India needs to strengthen and implement regulations on antibiotic misuse
E ven as antibiotics lose their efficacy against deadly infectious diseases worldwide, it seems to be business as usual for governments, private corporations and individuals who have the power to stall a post-antibiotic apocalypse. In a recent investigation, it was found that the world’s largest veterinary drug-maker, Zoetis, was selling antibiotics as growth promoters to poultry farmers in India, even though it had stopped the practice in the U.S. India is yet to regulate antibiotic-use in poultry, while the U.S. banned the use of antibiotics as growth-promoters in early 2017. So, technically, the drug-maker was doing nothing illegal and complying with local regulations in both countries. But such reasoning is self-defeating, because antibiotic-resistance does not respect political boundaries. Of course, the country that stands to lose the most from antibiotic resistance is India, given that its burden of infectious disease is among the world’s highest. According to a 2016 PLOS Medicine paper, 416 of every 100,000 Indians die of infectious diseases each year. This is more than twice the U.S.’s crude infectious-disease mortality-rate in the 1940s, when antibiotics were first used there. If these miracle drugs stop working, no one will be hit harder than India.

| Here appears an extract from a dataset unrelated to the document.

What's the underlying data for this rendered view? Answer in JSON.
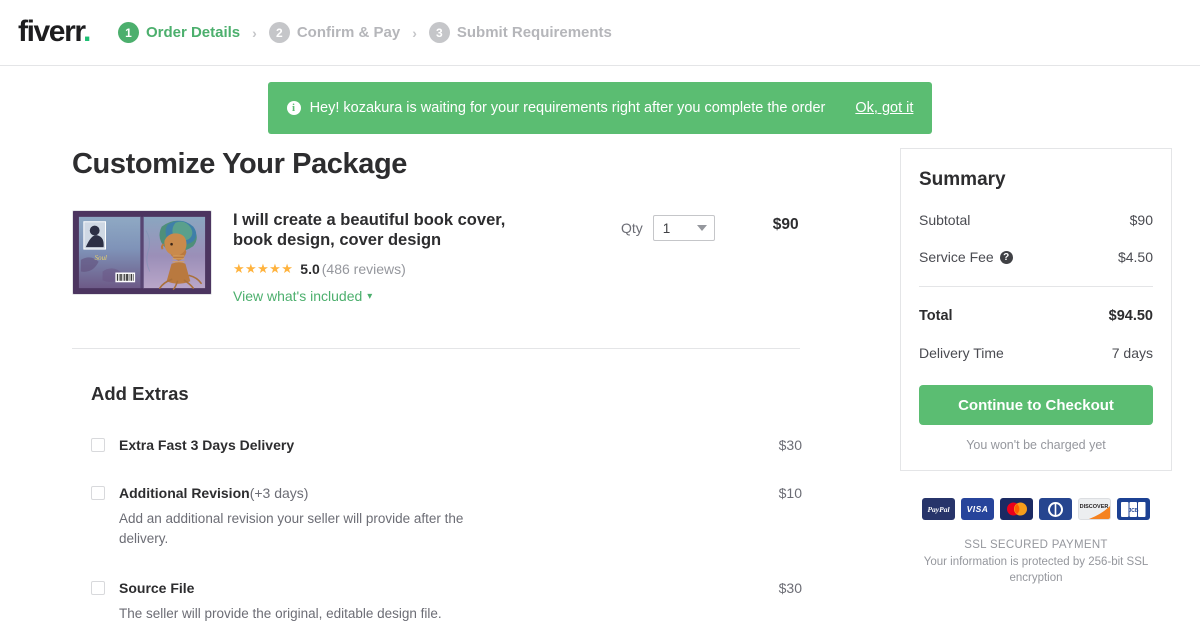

This is why the country’s progress towards a tighter regulatory regime must pick up pace. Consider the three major sources of resistance: overuse of antibiotics by human beings; overuse in the veterinary sector; and environmental antibiotic contamination due to pharmaceutical
and hospital discharge. To tackle the first source, India classified important antibiotics under Schedule H1 of the Drugs and Cosmetics Rules 1945, so that they couldn’t be sold without prescriptions. Still, Schedule H1 drugs are freely available in pharmacies, with state drug-controllers unable to enforce the law widely. As far as veterinary use goes, India’s 2017 National Action Plan on Antimicrobial Resistance did talk about restricting antibiotic use as growth promoters. Sadly, no progress has been made on this front yet, allowing companies to sell last-resort drugs to farmers over the counter. The 2017 document also spoke about regulating antibiotics levels in discharge from pharmaceutical firms. For instance, Hyderabad’s pharmaceutical industry has been pumping massive amounts of antibiotics into local lakes, rivers and sewers. This has led to an explosion in resistance genes in these waterbodies. Still, India is yet to introduce standards for antibiotics in waste water, which means antibiotic discharge in sewage is not even being monitored regularly. As the country takes its time to formulate regulations, the toll from antibiotic-misuse is growing at an alarming rate. According to a 2013 estimate, around 58,000 newborns die in India each year due to sepsis from resistant bacteria. When these numbers mount, India will have no one to blame but itself.

Leave a Reply